══ Supplied records

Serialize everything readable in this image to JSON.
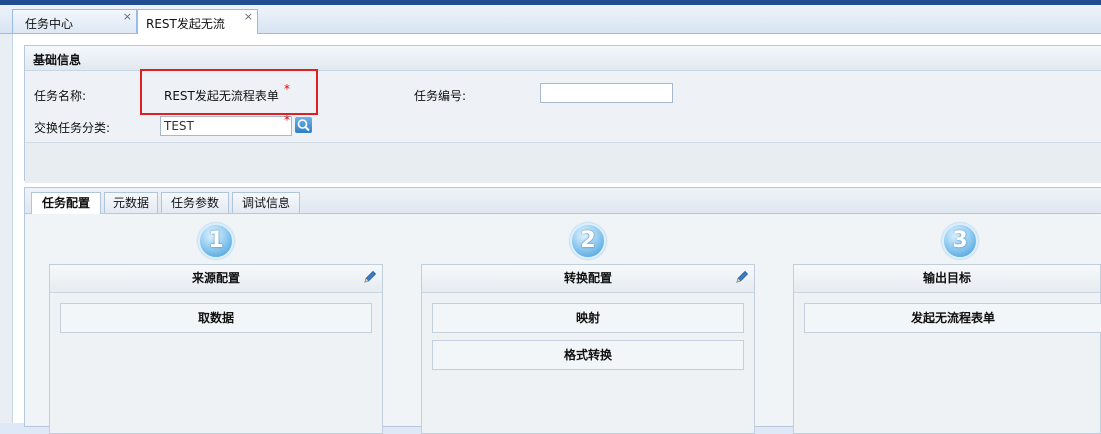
{
  "tabs": [
    {
      "label": "任务中心",
      "close": "×"
    },
    {
      "label": "REST发起无流",
      "close": "×"
    }
  ],
  "basic_info": {
    "title": "基础信息",
    "task_name_label": "任务名称:",
    "task_name_value": "REST发起无流程表单",
    "task_no_label": "任务编号:",
    "task_no_value": "",
    "category_label": "交换任务分类:",
    "category_value": "TEST",
    "required_mark": "*"
  },
  "sub_tabs": [
    "任务配置",
    "元数据",
    "任务参数",
    "调试信息"
  ],
  "steps": [
    {
      "number": "1",
      "title": "来源配置",
      "items": [
        "取数据"
      ],
      "editable": true
    },
    {
      "number": "2",
      "title": "转换配置",
      "items": [
        "映射",
        "格式转换"
      ],
      "editable": true
    },
    {
      "number": "3",
      "title": "输出目标",
      "items": [
        "发起无流程表单"
      ],
      "editable": false
    }
  ],
  "colors": {
    "highlight": "#e02020",
    "header_bar": "#1f4d8f",
    "step_circle": "#3a97d6"
  }
}
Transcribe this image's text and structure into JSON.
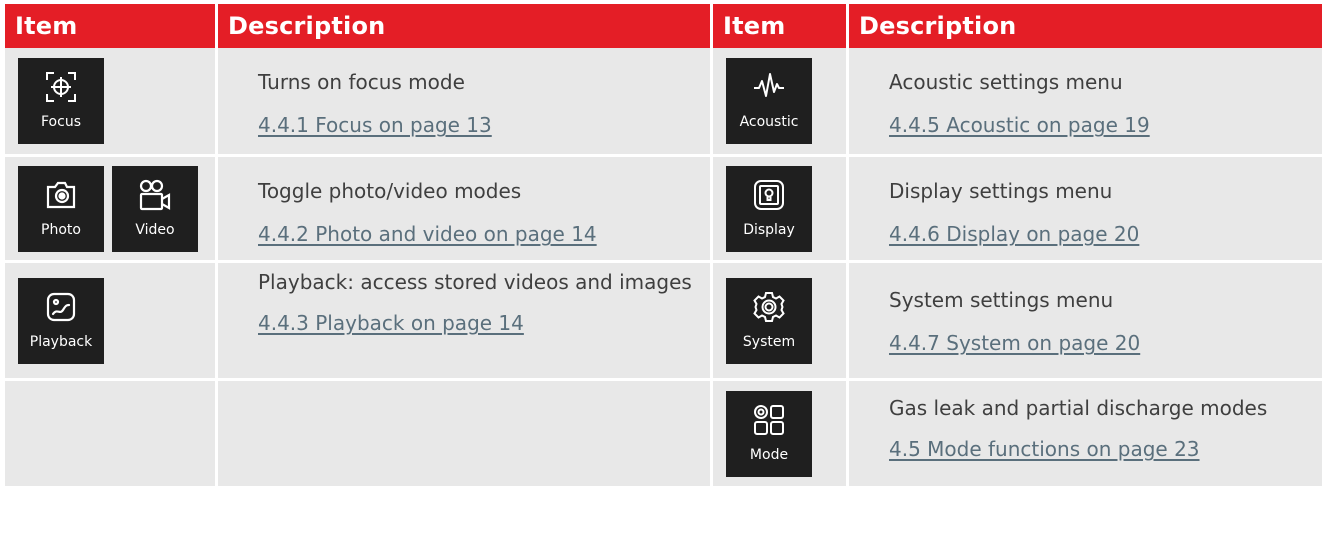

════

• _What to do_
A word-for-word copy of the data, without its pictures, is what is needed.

• _Answer to this problem_
Serialize everything readable in this image to JSON.
{
  "tabs": [
    {
      "label": "任务中心",
      "close": "×"
    },
    {
      "label": "REST发起无流",
      "close": "×"
    }
  ],
  "basic_info": {
    "title": "基础信息",
    "task_name_label": "任务名称:",
    "task_name_value": "REST发起无流程表单",
    "task_no_label": "任务编号:",
    "task_no_value": "",
    "category_label": "交换任务分类:",
    "category_value": "TEST",
    "required_mark": "*"
  },
  "sub_tabs": [
    "任务配置",
    "元数据",
    "任务参数",
    "调试信息"
  ],
  "steps": [
    {
      "number": "1",
      "title": "来源配置",
      "items": [
        "取数据"
      ],
      "editable": true
    },
    {
      "number": "2",
      "title": "转换配置",
      "items": [
        "映射",
        "格式转换"
      ],
      "editable": true
    },
    {
      "number": "3",
      "title": "输出目标",
      "items": [
        "发起无流程表单"
      ],
      "editable": false
    }
  ],
  "colors": {
    "highlight": "#e02020",
    "header_bar": "#1f4d8f",
    "step_circle": "#3a97d6"
  }
}
Transcribe this image's text and structure into JSON.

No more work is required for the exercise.